Input records =>
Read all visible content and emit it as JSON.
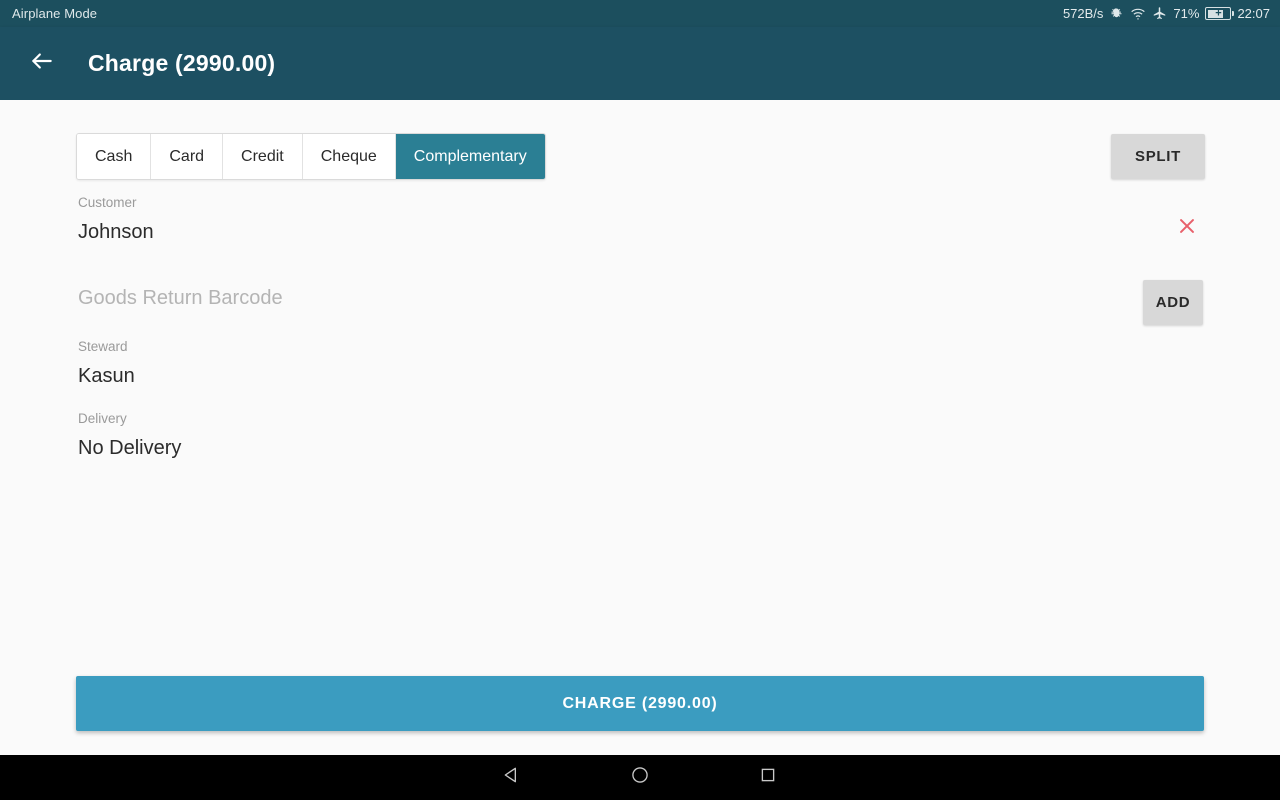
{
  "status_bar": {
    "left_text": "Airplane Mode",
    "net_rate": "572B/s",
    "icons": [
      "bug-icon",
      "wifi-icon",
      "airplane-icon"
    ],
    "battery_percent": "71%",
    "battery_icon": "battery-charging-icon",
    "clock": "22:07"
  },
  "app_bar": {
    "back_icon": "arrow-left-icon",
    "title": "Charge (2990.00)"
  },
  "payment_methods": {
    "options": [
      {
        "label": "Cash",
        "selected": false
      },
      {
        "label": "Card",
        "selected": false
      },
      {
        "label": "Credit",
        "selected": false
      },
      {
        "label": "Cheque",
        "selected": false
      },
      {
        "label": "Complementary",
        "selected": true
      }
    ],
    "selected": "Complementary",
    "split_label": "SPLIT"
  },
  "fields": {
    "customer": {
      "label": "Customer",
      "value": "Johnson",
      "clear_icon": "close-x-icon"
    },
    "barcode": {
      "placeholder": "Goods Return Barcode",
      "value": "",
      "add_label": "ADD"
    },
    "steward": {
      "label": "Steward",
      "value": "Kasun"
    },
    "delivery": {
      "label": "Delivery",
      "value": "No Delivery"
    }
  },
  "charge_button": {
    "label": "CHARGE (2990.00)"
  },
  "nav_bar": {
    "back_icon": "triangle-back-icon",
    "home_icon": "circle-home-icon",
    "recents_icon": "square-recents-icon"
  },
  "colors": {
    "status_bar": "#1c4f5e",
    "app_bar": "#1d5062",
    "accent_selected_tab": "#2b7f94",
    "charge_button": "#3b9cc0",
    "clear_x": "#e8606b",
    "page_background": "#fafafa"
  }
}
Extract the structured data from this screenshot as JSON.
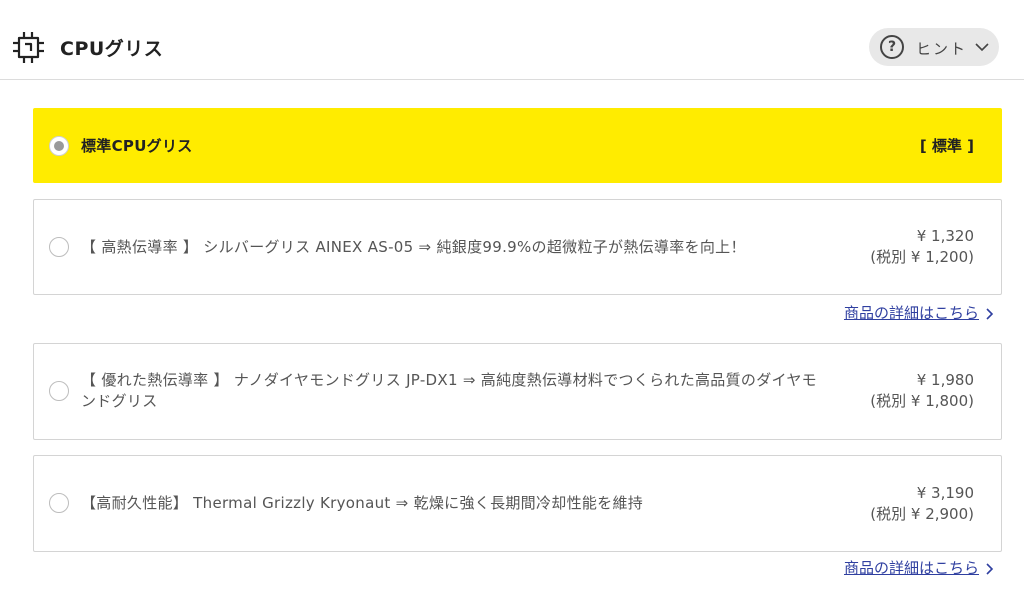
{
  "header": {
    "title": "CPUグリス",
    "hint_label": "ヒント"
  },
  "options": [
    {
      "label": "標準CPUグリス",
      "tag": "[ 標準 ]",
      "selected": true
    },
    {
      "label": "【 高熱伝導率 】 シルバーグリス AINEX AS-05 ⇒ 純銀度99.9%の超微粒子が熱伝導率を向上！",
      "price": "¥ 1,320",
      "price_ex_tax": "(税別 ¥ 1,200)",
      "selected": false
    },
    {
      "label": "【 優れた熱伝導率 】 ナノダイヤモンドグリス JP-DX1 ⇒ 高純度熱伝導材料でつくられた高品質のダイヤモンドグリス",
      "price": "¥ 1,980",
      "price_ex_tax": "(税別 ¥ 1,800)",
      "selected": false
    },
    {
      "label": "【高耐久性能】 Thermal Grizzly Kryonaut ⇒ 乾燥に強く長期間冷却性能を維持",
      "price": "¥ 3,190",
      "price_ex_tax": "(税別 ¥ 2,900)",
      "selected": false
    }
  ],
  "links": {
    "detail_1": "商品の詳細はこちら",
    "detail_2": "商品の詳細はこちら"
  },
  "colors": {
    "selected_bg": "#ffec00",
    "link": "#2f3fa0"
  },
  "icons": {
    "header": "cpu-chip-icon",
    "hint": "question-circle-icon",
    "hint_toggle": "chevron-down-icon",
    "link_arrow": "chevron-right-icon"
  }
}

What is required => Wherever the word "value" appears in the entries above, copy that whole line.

Output for this task =>
      "value": "Johnson",
      "value": "",
      "value": "Kasun"
      "value": "No Delivery"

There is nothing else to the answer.